Day 2 of the KAW involved a tame wild swim, more woodland trails, elevated heaths and sunken lanes, an alcohol-free Devil’s Punchbowl, a pub with an internal border, some bridleway-dodging, and the cradle of first-class cricket.
It was a cool and cloudy day – a relief after yesterday’s heat. Back lanes to Farnham revealed the full splendour of Farnham Castle, which wasn’t very much. We managed to lose each other both there and in the supermarket while shopping for supplies.
I did, however, collect another little gem for the collection ‘Overheard in Waitrose’: ‘No, Joshua, the fairtrade bananas’.
After here it was pleasant woodsy trails, but I fancied getting to the wild swim opportunity promised in the guidebook at Frensham Great Pond. It turned out to be more tame, a sort of freshwater Surrey-on-Sea: a sandy beach around 90 miles inland, very busy with families enjoying a dip and an ice-cream. I had a dip and we enjoyed a snack lunch on the shore.
I hadn’t brought a newspaper like Nigel, but there were plenty of tattoos on show to read instead.
The sandy heathland overlooking the Great Pond is scenic stuff, and I liked cycling over it, but we were keen on shortcutting some of the rough, unpleasant forest tracks and byways suggested on the official route. We devised our own rough, unpleasant alternative tracks and byways instead.

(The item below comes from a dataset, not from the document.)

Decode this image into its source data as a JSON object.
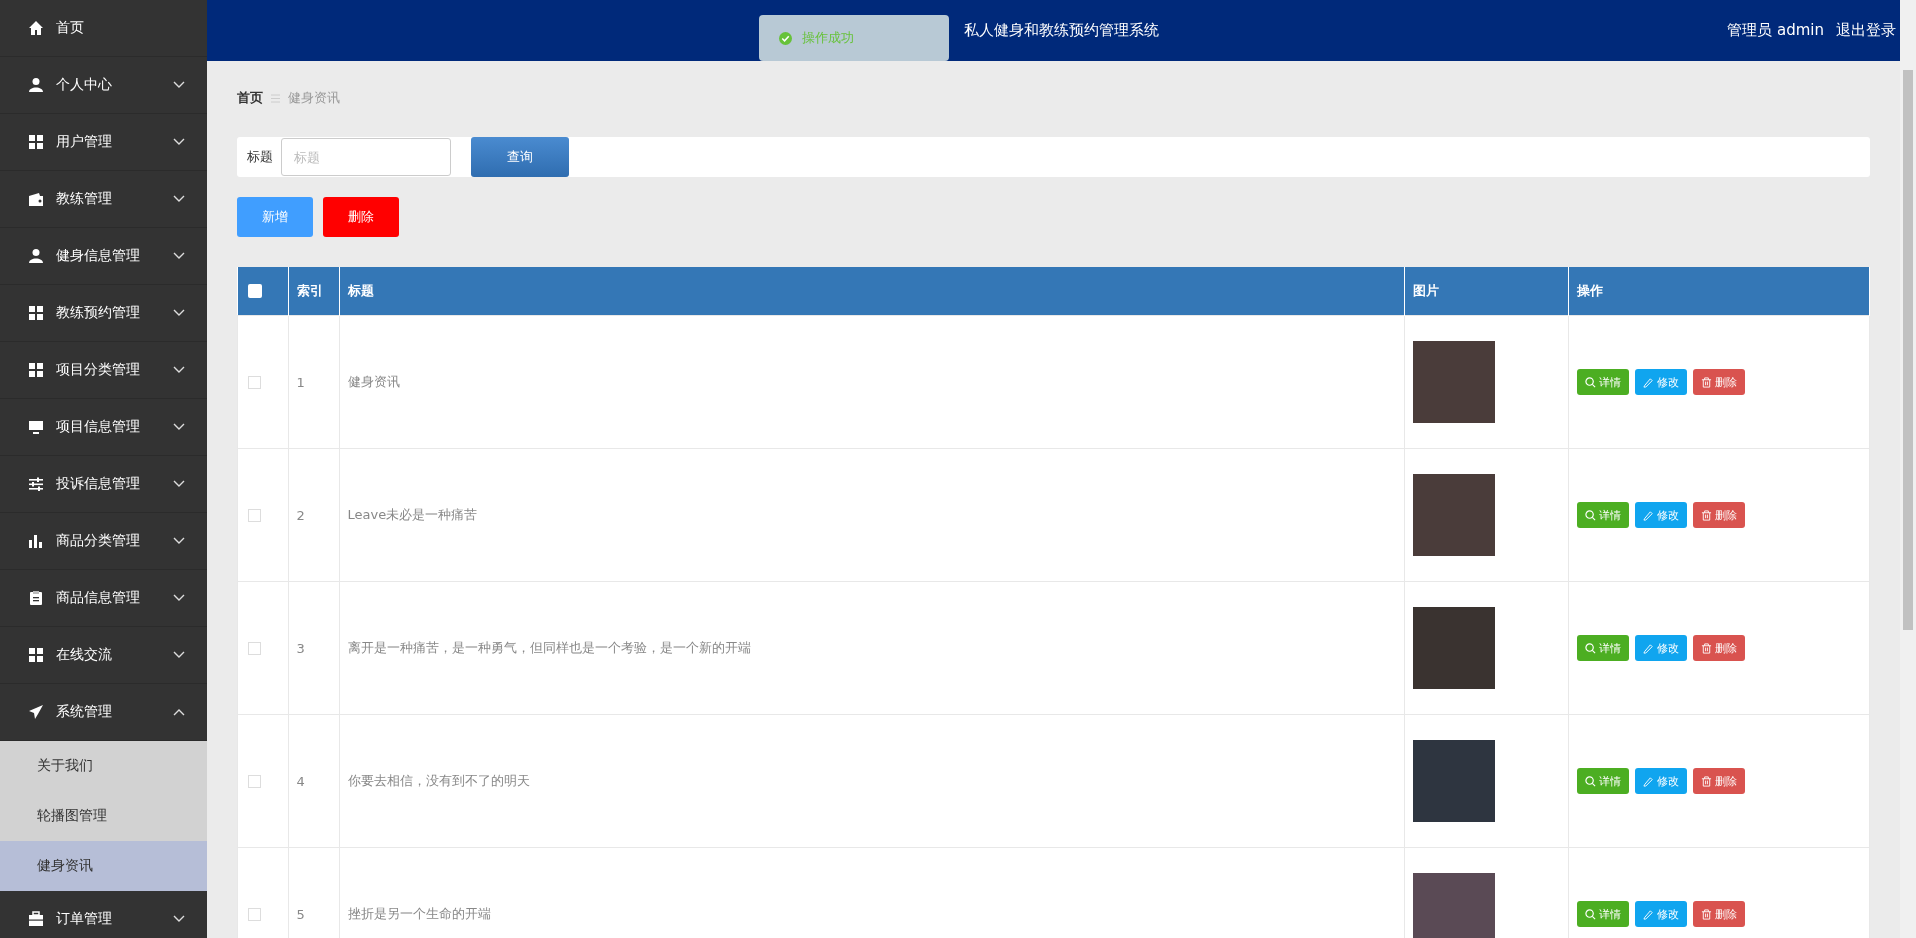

With some quietly expletive-fuelled pushing up yet more unrideable tracks on the official route, we got up the long ascent to overlook the Devil’s Punchbowl at Hindhead.
Long ago, in more innocent times – 2011, I recall – this was the main road over the hills. But then the Hindhead Tunnel was gimletted through the downs, taking away the traffic, and the old tarmac is now a cycle path with some thrilling views down over the Punchbowl and back up London.
I’ve wondered before about why Satan gets to have all the large-scale geography named after him, whereas with Jesus it’s his face appearing on toast or in clouds. Whatever: there was no punch on offer in Hindhead, and it was spitting with rain, so we cashed in our hard-won altitude with a long freewheel down the cycle path alongside the A3.
In search of liquid – and wanting to dodge bridleways of which, frankly, we were getting bored – we took back roads to Rake, where the pub provided drinks. It also provided the novelty of a signed border running through the middle of it, right in front of the bar, between Surrey and Hampshire.
Curiously, I had no internet signal in Surrey, but inches away over the border in Hants, it was there in full strength.
Back on the route, we were soon off it again. We got temporarily lost in Durford Wood, thanks to the unbearable incompleteness of online maps, and went round in circles for half an hour before finding our way back.
Lanes and more dodgy tracks led to the South Downs Way, which we joined just south of South Harting.
I had high hopes for this, fondly imagining there would be views that stopped you in your tracks, with completely plain riding surfaces. Sadly, it was the other way round.
We spent a lot of time pushing over rubble and seeing little but trees and bushes. The grey, cold, breezy weather didn’t help.
So, having been through Queen Elizabeth Park and crossed the A3, we dispensed with the attractions of Butser Hill offroad (which I’ve been up before; can’t say I found it life-changing) and took lanes through Clanfield, south of the official route.
There was good reason in this. Both cricket fans, we wanted to see Broadhalfpenny Down, the cricket ground near Hambledon where the very first first-class cricket match was played in 1772. (Hampshire beat England by 53 runs, largely thanks to a first-innings knock of 78 by John Small.) Cricket sceptics might wonder, after quarter of a millennium, when something interesting is finally going to happen.
The ground is still in use for various village teams, and since those pioneering days teams have been winding down with post-match banter in the pub opposite. The Bat and Ball contains various memorabilia and, more importantly for us, was offering food and beer. (My oxcheek ragout was excellent, and the beer much enjoyed.)
A short climb to the ridge northwards, back on the route, was our accomm for the night: the pleasantly woody and natural cabins of the Sustainability Centre, free muffins and all.
Miles today: 51
Miles since Reading: 84